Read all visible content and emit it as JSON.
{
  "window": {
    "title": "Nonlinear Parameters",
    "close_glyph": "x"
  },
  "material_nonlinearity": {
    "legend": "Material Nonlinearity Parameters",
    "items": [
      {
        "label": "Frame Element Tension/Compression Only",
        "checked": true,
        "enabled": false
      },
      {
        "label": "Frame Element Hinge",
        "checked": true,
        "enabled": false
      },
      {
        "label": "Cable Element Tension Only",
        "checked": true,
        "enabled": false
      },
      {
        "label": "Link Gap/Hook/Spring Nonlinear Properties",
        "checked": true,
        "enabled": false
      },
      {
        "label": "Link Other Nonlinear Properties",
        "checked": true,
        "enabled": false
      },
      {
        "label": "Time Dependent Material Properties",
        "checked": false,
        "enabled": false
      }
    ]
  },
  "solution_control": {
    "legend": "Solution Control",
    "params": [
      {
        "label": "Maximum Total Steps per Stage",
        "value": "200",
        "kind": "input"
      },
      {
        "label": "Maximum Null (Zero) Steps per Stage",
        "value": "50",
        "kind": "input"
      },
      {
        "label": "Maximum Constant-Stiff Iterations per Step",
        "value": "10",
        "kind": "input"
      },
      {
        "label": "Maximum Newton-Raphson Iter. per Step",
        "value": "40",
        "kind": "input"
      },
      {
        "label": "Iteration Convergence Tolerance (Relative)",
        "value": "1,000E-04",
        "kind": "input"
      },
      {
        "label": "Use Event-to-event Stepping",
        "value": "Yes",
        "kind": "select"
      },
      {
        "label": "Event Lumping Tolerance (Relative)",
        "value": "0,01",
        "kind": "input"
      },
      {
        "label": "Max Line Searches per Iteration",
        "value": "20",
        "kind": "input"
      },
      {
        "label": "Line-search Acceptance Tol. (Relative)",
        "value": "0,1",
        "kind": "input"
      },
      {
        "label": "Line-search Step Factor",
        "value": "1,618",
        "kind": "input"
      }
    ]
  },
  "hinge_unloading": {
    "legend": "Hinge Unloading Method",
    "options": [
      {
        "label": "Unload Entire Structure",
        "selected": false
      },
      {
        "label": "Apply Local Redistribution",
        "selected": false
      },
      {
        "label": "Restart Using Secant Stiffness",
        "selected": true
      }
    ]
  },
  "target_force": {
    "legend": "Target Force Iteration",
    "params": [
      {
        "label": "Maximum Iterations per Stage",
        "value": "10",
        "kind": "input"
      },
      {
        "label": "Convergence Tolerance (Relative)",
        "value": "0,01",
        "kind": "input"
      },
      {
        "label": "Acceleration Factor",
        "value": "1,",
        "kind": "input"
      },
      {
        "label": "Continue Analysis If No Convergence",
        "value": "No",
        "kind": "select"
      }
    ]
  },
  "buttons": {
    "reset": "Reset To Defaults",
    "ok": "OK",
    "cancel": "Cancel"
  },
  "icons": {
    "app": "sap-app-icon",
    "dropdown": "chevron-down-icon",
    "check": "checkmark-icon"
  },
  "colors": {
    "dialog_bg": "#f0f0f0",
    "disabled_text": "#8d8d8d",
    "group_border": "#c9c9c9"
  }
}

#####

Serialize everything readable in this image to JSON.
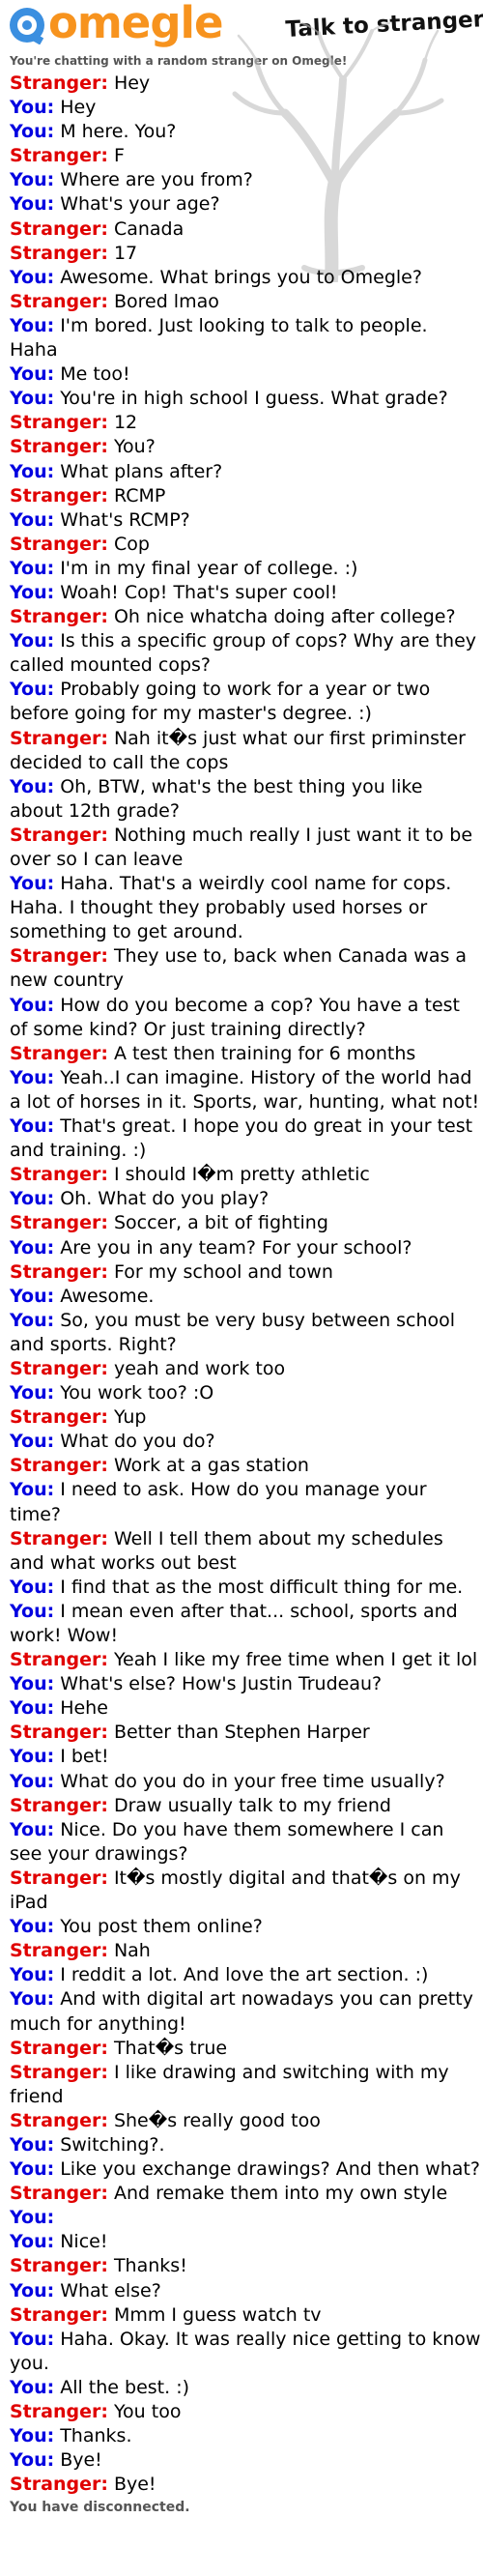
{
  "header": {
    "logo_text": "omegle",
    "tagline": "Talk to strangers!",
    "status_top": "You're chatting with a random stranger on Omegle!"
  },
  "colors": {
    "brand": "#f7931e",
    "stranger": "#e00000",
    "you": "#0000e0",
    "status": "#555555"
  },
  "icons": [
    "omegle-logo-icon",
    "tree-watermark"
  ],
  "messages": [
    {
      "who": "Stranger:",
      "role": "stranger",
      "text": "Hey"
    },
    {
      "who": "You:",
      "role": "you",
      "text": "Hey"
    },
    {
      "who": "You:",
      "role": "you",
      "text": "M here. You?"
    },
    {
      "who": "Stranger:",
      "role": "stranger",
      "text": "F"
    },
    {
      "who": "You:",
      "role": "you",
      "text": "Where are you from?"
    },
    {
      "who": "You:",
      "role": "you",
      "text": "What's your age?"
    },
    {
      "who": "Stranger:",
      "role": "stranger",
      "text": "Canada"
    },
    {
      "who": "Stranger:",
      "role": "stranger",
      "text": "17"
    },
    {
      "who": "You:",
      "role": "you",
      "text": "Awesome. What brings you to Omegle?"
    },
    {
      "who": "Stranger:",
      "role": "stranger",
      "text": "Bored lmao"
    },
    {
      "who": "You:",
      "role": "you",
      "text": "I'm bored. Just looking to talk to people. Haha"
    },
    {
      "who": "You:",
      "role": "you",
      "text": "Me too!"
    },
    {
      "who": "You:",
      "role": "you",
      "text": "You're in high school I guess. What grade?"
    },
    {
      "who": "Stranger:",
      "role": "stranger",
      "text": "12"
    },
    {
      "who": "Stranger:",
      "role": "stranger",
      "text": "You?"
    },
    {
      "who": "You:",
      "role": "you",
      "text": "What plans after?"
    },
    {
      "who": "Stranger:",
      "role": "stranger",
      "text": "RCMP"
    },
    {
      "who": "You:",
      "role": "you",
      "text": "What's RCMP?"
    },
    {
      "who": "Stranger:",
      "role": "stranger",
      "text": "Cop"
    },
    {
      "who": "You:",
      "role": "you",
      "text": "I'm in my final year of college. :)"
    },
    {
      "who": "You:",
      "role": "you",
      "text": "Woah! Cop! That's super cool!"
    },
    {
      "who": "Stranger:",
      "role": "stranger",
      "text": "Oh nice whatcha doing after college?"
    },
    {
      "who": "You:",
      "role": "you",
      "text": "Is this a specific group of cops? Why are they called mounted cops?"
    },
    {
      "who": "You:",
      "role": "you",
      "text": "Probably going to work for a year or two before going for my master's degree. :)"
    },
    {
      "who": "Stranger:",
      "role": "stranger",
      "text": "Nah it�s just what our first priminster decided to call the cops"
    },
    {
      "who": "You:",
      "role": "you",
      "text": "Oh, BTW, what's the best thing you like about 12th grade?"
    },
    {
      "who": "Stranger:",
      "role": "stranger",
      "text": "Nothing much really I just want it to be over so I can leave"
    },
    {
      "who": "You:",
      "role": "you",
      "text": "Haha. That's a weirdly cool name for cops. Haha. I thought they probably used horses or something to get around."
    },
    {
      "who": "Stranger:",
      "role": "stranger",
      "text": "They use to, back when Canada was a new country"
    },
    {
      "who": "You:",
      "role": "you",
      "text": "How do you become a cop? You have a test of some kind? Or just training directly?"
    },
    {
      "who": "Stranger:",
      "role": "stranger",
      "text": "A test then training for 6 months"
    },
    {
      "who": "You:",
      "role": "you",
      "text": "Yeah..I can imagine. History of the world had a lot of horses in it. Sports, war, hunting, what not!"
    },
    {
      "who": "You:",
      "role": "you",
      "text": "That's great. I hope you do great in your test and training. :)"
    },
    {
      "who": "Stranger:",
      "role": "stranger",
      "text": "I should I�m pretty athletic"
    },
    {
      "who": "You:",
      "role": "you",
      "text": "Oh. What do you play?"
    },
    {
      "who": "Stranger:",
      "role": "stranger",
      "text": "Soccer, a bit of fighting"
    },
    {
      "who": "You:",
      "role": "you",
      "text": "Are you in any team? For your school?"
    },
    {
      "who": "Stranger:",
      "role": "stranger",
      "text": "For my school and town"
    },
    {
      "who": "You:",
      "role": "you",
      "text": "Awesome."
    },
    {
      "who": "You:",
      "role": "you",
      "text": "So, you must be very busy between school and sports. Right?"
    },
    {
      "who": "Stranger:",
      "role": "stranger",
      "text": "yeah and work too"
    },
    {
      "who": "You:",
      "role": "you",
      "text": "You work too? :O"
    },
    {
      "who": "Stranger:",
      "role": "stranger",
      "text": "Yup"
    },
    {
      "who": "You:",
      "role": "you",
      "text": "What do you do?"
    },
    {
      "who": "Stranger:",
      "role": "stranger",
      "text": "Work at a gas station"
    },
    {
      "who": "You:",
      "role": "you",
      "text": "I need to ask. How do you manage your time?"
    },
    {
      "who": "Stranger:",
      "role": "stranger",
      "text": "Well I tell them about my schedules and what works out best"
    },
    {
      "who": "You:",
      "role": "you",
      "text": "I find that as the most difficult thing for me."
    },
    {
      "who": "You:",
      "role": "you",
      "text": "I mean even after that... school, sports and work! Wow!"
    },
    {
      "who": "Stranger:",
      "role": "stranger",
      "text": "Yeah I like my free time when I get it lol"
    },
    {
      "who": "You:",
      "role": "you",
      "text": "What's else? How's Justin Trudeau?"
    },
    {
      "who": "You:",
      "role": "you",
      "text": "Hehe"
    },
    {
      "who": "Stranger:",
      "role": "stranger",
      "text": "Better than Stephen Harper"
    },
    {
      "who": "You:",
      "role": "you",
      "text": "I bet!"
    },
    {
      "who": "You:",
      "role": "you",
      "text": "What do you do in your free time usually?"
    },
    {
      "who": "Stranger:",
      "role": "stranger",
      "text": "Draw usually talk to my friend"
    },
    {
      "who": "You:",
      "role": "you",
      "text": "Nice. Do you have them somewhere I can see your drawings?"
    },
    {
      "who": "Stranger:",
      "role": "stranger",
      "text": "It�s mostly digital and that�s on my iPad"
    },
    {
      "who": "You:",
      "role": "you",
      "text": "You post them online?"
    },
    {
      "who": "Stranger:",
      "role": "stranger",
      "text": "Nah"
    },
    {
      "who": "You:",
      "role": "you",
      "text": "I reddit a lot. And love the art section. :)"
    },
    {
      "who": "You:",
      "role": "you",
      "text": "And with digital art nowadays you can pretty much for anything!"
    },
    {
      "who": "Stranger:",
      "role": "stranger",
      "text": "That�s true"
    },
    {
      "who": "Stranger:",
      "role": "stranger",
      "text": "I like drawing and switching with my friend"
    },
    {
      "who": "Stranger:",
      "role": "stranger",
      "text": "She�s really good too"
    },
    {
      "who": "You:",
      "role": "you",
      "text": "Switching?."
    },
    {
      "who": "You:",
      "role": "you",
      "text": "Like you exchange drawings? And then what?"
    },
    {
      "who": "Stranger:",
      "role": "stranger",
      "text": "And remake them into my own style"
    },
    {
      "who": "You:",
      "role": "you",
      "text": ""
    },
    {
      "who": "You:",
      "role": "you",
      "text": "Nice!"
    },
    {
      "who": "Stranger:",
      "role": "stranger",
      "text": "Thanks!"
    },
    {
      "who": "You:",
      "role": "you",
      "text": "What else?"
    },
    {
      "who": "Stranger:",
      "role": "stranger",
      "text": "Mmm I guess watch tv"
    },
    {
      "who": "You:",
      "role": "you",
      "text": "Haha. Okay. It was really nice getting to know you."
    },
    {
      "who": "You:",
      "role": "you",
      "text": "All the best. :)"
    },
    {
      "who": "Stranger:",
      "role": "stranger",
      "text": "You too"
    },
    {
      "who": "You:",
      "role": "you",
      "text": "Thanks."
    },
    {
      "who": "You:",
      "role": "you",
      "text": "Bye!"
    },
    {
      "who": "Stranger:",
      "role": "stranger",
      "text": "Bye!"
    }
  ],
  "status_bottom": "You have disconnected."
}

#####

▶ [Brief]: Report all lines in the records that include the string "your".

▶ [Task output]:
      "text": "What's your age?"
      "text": "That's great. I hope you do great in your test and training. :)"
      "text": "Are you in any team? For your school?"
      "text": "I need to ask. How do you manage your time?"
      "text": "What do you do in your free time usually?"
      "text": "Nice. Do you have them somewhere I can see your drawings?"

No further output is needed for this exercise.